he 8th International Youth Leadership Conference-UAE is NOW OPEN to applications from ambitious University students and graduates aged 18-26, from all over the world seeking to exchange diverse ideas and views concerning global challenges and the future of world leadership. Applications will be processed on the 1st and 15th of every month. Accepted participants will receive an electronic Acceptance Package, and are expected to confirm their attendance at their earliest convenience.
The MasterCard Foundation’s Youth at Work: Building Economic Opportunities for Young People in Africa report, released in July 2015, is based on a 2014 review of the Foundation’s skills training programs for youth in Africa.
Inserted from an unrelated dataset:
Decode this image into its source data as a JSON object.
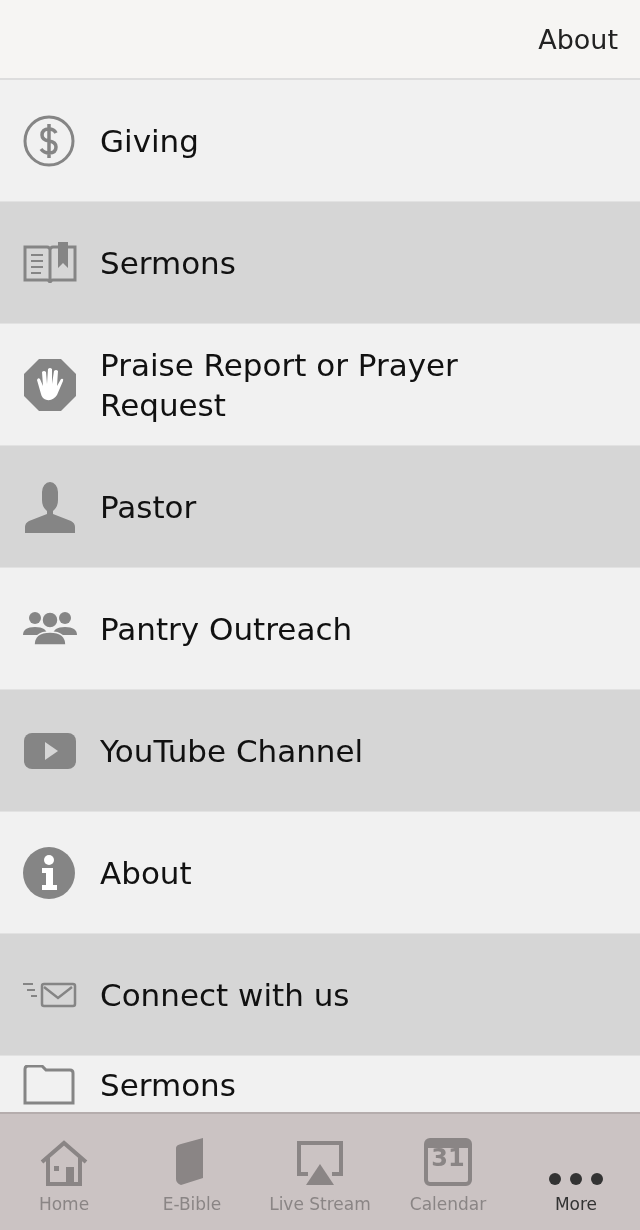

The Prospects program’s Employment and Entrepreneurship program seeks to improve employment outcomes for ‘work-ready’ youth in Liberia – young people of legal working age with at least some education who are seeking employment or self-employment. This paper explains how traditional concepts of ‘employment’ as a singular state do not apply in Liberia – rather, almost all young Liberians earn income from multiple sources, with a mixed livelihood or portfolio of work.
Following the first and second blog, this is part 2 of the conversation between Structured Experiential Learning (SEL) and Evaluative Thinking (ET), led by Save the Children, CRS and CORE. Let’s see what challenges we could have when applying SEL and ET, how SEL and ET can help in the change management process, and what resources they need. Applying Structured Experiential Learning (SEL) to a pre-mature M&E system could be a challenge. It is because SEL is built on tight feedback loops between generating and using data to inform project implementation decisions, for adaptive management.
Today is the International Day of Persons with Disabilities.
In every society globally, unemployment rates for persons with disabilities are higher than for people without disabilities. The International Labor Organization reports that, in some Asia-Pacific countries, the unemployment rate of people living with disabilities is over 80%.
The Report highlights impressive progress on human development over the past quarter century. Today people are living longer, more children are in school and more people have access to clean water and basic sanitation. Per capita income in the world has gone up, and poverty has gone down, resulting in a better standard of living for many people. The digital revolution has connected people across countries and societies. Work has contributed to this progress by building people’s capabilities.